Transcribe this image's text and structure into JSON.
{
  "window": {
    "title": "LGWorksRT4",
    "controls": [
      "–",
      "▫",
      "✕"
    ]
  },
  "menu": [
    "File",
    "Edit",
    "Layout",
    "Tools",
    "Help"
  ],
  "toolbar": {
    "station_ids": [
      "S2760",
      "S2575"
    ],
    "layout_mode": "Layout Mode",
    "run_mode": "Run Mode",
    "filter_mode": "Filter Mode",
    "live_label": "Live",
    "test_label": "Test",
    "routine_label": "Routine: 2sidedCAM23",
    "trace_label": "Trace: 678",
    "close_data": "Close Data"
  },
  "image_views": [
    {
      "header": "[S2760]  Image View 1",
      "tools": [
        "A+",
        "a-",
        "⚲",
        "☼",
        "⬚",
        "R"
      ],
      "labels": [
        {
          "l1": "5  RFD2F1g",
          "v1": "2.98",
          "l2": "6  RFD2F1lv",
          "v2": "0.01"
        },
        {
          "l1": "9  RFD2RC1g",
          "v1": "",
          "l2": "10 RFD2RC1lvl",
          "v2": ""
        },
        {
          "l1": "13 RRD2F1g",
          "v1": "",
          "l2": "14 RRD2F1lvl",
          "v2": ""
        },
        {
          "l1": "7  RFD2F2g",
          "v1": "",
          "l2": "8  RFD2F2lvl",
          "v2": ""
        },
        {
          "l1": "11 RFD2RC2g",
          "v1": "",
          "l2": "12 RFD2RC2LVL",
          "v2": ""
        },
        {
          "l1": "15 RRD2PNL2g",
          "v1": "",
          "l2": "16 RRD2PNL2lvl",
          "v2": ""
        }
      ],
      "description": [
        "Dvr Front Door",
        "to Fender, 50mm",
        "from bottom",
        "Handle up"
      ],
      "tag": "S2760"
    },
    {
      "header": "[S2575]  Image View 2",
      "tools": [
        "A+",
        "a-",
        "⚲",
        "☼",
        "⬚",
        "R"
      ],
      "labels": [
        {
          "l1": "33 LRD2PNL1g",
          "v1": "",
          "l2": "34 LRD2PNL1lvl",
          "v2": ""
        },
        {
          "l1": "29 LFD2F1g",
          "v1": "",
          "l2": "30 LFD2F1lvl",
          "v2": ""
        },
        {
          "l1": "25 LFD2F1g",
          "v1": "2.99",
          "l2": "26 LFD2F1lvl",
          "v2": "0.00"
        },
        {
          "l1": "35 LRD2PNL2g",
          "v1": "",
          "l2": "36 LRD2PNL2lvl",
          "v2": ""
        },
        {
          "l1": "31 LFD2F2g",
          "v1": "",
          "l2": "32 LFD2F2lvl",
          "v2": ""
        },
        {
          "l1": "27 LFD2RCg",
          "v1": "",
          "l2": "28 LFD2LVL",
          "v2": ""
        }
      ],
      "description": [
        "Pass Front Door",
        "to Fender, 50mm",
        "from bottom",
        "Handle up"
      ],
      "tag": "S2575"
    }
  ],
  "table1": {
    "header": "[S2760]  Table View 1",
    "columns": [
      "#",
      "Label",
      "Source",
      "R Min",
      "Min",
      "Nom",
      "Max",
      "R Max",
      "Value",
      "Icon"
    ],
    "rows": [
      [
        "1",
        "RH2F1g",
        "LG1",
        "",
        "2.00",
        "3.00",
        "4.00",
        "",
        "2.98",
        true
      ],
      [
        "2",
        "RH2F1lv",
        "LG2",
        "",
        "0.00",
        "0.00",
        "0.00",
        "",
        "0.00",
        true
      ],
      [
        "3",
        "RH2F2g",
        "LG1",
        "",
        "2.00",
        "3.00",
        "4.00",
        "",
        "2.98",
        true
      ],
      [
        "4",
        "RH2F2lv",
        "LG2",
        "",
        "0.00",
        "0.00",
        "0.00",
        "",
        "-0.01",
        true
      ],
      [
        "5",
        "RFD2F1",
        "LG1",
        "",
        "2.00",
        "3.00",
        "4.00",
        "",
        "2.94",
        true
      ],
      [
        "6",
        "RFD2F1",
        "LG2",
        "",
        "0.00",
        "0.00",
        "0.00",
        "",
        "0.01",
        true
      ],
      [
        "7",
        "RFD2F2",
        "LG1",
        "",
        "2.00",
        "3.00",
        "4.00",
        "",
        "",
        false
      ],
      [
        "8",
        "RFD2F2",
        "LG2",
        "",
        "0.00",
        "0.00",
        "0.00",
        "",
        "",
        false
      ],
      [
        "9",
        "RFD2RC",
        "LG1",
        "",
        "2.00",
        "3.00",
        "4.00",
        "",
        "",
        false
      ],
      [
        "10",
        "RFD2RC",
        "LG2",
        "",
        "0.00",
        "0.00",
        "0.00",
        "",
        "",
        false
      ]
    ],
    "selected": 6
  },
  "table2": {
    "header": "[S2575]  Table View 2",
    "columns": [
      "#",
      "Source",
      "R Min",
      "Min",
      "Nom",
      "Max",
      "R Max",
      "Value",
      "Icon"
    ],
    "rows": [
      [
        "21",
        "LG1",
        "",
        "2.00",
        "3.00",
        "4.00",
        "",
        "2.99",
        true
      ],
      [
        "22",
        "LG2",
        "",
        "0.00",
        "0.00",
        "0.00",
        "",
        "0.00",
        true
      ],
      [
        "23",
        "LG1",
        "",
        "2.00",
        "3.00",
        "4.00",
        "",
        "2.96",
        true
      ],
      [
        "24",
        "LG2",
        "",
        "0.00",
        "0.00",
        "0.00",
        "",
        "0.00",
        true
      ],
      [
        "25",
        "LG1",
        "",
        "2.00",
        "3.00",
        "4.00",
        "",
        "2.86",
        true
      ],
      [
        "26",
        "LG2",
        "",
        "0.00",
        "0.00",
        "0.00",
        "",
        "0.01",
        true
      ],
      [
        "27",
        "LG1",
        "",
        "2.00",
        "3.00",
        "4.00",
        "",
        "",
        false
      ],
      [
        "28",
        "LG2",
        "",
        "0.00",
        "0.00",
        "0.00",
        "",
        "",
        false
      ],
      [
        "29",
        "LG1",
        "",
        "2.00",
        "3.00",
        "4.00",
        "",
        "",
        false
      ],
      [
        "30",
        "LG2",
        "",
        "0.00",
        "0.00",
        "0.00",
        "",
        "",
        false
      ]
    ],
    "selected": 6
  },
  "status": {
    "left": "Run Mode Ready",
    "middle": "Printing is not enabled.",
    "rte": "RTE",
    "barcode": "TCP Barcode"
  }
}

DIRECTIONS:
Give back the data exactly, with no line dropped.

EXERCISE RESPONSE:
Transcribe this image's text and structure into JSON.
{
  "window": {
    "title": "LGWorksRT4",
    "controls": [
      "–",
      "▫",
      "✕"
    ]
  },
  "menu": [
    "File",
    "Edit",
    "Layout",
    "Tools",
    "Help"
  ],
  "toolbar": {
    "station_ids": [
      "S2760",
      "S2575"
    ],
    "layout_mode": "Layout Mode",
    "run_mode": "Run Mode",
    "filter_mode": "Filter Mode",
    "live_label": "Live",
    "test_label": "Test",
    "routine_label": "Routine: 2sidedCAM23",
    "trace_label": "Trace: 678",
    "close_data": "Close Data"
  },
  "image_views": [
    {
      "header": "[S2760]  Image View 1",
      "tools": [
        "A+",
        "a-",
        "⚲",
        "☼",
        "⬚",
        "R"
      ],
      "labels": [
        {
          "l1": "5  RFD2F1g",
          "v1": "2.98",
          "l2": "6  RFD2F1lv",
          "v2": "0.01"
        },
        {
          "l1": "9  RFD2RC1g",
          "v1": "",
          "l2": "10 RFD2RC1lvl",
          "v2": ""
        },
        {
          "l1": "13 RRD2F1g",
          "v1": "",
          "l2": "14 RRD2F1lvl",
          "v2": ""
        },
        {
          "l1": "7  RFD2F2g",
          "v1": "",
          "l2": "8  RFD2F2lvl",
          "v2": ""
        },
        {
          "l1": "11 RFD2RC2g",
          "v1": "",
          "l2": "12 RFD2RC2LVL",
          "v2": ""
        },
        {
          "l1": "15 RRD2PNL2g",
          "v1": "",
          "l2": "16 RRD2PNL2lvl",
          "v2": ""
        }
      ],
      "description": [
        "Dvr Front Door",
        "to Fender, 50mm",
        "from bottom",
        "Handle up"
      ],
      "tag": "S2760"
    },
    {
      "header": "[S2575]  Image View 2",
      "tools": [
        "A+",
        "a-",
        "⚲",
        "☼",
        "⬚",
        "R"
      ],
      "labels": [
        {
          "l1": "33 LRD2PNL1g",
          "v1": "",
          "l2": "34 LRD2PNL1lvl",
          "v2": ""
        },
        {
          "l1": "29 LFD2F1g",
          "v1": "",
          "l2": "30 LFD2F1lvl",
          "v2": ""
        },
        {
          "l1": "25 LFD2F1g",
          "v1": "2.99",
          "l2": "26 LFD2F1lvl",
          "v2": "0.00"
        },
        {
          "l1": "35 LRD2PNL2g",
          "v1": "",
          "l2": "36 LRD2PNL2lvl",
          "v2": ""
        },
        {
          "l1": "31 LFD2F2g",
          "v1": "",
          "l2": "32 LFD2F2lvl",
          "v2": ""
        },
        {
          "l1": "27 LFD2RCg",
          "v1": "",
          "l2": "28 LFD2LVL",
          "v2": ""
        }
      ],
      "description": [
        "Pass Front Door",
        "to Fender, 50mm",
        "from bottom",
        "Handle up"
      ],
      "tag": "S2575"
    }
  ],
  "table1": {
    "header": "[S2760]  Table View 1",
    "columns": [
      "#",
      "Label",
      "Source",
      "R Min",
      "Min",
      "Nom",
      "Max",
      "R Max",
      "Value",
      "Icon"
    ],
    "rows": [
      [
        "1",
        "RH2F1g",
        "LG1",
        "",
        "2.00",
        "3.00",
        "4.00",
        "",
        "2.98",
        true
      ],
      [
        "2",
        "RH2F1lv",
        "LG2",
        "",
        "0.00",
        "0.00",
        "0.00",
        "",
        "0.00",
        true
      ],
      [
        "3",
        "RH2F2g",
        "LG1",
        "",
        "2.00",
        "3.00",
        "4.00",
        "",
        "2.98",
        true
      ],
      [
        "4",
        "RH2F2lv",
        "LG2",
        "",
        "0.00",
        "0.00",
        "0.00",
        "",
        "-0.01",
        true
      ],
      [
        "5",
        "RFD2F1",
        "LG1",
        "",
        "2.00",
        "3.00",
        "4.00",
        "",
        "2.94",
        true
      ],
      [
        "6",
        "RFD2F1",
        "LG2",
        "",
        "0.00",
        "0.00",
        "0.00",
        "",
        "0.01",
        true
      ],
      [
        "7",
        "RFD2F2",
        "LG1",
        "",
        "2.00",
        "3.00",
        "4.00",
        "",
        "",
        false
      ],
      [
        "8",
        "RFD2F2",
        "LG2",
        "",
        "0.00",
        "0.00",
        "0.00",
        "",
        "",
        false
      ],
      [
        "9",
        "RFD2RC",
        "LG1",
        "",
        "2.00",
        "3.00",
        "4.00",
        "",
        "",
        false
      ],
      [
        "10",
        "RFD2RC",
        "LG2",
        "",
        "0.00",
        "0.00",
        "0.00",
        "",
        "",
        false
      ]
    ],
    "selected": 6
  },
  "table2": {
    "header": "[S2575]  Table View 2",
    "columns": [
      "#",
      "Source",
      "R Min",
      "Min",
      "Nom",
      "Max",
      "R Max",
      "Value",
      "Icon"
    ],
    "rows": [
      [
        "21",
        "LG1",
        "",
        "2.00",
        "3.00",
        "4.00",
        "",
        "2.99",
        true
      ],
      [
        "22",
        "LG2",
        "",
        "0.00",
        "0.00",
        "0.00",
        "",
        "0.00",
        true
      ],
      [
        "23",
        "LG1",
        "",
        "2.00",
        "3.00",
        "4.00",
        "",
        "2.96",
        true
      ],
      [
        "24",
        "LG2",
        "",
        "0.00",
        "0.00",
        "0.00",
        "",
        "0.00",
        true
      ],
      [
        "25",
        "LG1",
        "",
        "2.00",
        "3.00",
        "4.00",
        "",
        "2.86",
        true
      ],
      [
        "26",
        "LG2",
        "",
        "0.00",
        "0.00",
        "0.00",
        "",
        "0.01",
        true
      ],
      [
        "27",
        "LG1",
        "",
        "2.00",
        "3.00",
        "4.00",
        "",
        "",
        false
      ],
      [
        "28",
        "LG2",
        "",
        "0.00",
        "0.00",
        "0.00",
        "",
        "",
        false
      ],
      [
        "29",
        "LG1",
        "",
        "2.00",
        "3.00",
        "4.00",
        "",
        "",
        false
      ],
      [
        "30",
        "LG2",
        "",
        "0.00",
        "0.00",
        "0.00",
        "",
        "",
        false
      ]
    ],
    "selected": 6
  },
  "status": {
    "left": "Run Mode Ready",
    "middle": "Printing is not enabled.",
    "rte": "RTE",
    "barcode": "TCP Barcode"
  }
}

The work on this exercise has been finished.